OpenBooks sent me an advance blurb of the new book, a collection of essays edited by Wendy Rosslyn (Nottingham University) and Alessandra Tosi (Cambridge) 'Women in Nineteenth-Century Russia: Lives and Culture'.
I look forward to reading it, not least because I am familiar with Rosslyn's previous works on Anna Akhmatova and on women in Russian literature of the 18th Century, an obscure but incredibly fascinating subject, considering that Russia had four empresses in that one century. Three of them, including Catherine the Great, were incredibly successful in building a great and dynamic country. It would be interesting to see what Rosslyn and Tosi have to say on women of the 19th (and the beginning of the 20th).
The blurb says:
Russian women of the nineteenth century are often thought of in their literary incarnations as the heroines of novels such as Anna Karenina and War and Peace.

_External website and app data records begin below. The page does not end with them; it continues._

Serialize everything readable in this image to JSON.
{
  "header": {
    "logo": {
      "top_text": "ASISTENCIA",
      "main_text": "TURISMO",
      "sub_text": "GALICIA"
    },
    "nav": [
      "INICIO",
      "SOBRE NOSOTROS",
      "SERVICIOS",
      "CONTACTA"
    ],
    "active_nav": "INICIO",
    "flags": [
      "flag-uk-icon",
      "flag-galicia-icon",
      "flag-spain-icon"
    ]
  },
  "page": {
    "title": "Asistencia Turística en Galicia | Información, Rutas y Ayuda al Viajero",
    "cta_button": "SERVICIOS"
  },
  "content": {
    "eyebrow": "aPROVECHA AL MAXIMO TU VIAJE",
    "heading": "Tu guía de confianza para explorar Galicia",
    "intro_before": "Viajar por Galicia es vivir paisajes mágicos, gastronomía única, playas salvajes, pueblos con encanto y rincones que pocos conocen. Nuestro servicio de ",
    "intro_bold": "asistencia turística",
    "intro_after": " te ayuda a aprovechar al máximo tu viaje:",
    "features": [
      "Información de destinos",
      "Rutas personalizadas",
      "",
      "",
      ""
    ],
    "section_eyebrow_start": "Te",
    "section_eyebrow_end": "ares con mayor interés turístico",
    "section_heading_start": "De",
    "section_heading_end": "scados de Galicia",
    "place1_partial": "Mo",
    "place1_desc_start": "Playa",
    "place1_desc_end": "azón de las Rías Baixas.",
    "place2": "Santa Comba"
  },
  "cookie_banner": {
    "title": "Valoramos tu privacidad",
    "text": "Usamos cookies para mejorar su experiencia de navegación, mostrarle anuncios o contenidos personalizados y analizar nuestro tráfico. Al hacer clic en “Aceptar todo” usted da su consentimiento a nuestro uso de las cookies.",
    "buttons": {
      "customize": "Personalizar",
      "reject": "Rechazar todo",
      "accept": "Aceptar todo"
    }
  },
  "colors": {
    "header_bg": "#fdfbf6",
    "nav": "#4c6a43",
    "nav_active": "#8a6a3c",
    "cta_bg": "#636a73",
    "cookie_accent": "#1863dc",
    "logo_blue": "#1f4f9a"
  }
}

But their real counterparts are now becoming better understood as active contributors to Russia’s varied cultural landscape.
This collection of essays examines the lives of women across Russia – from wealthy noblewomen in St Petersburg to desperately poor peasants in Siberia – discussing their interaction with the Church and the law, and their rich contribution to music, art, literature and theatre. It shows how women struggled for greater autonomy and, both individually and collectively, developed a dynamic but often overlooked presence in Russia's culture and society during the long nineteenth century (1800-1917).
Other works by Wendy Rosslyn:
- Anna Bunina (1774-1829) and the Origins of Women's Poetry in Russia (Studies in Slavic Language and Literature) (on Amazon)
- The Prince, the Fool, and the Nunnery: The Religious Theme in the Early Poetry of Anna Akhmatova (on Amazon)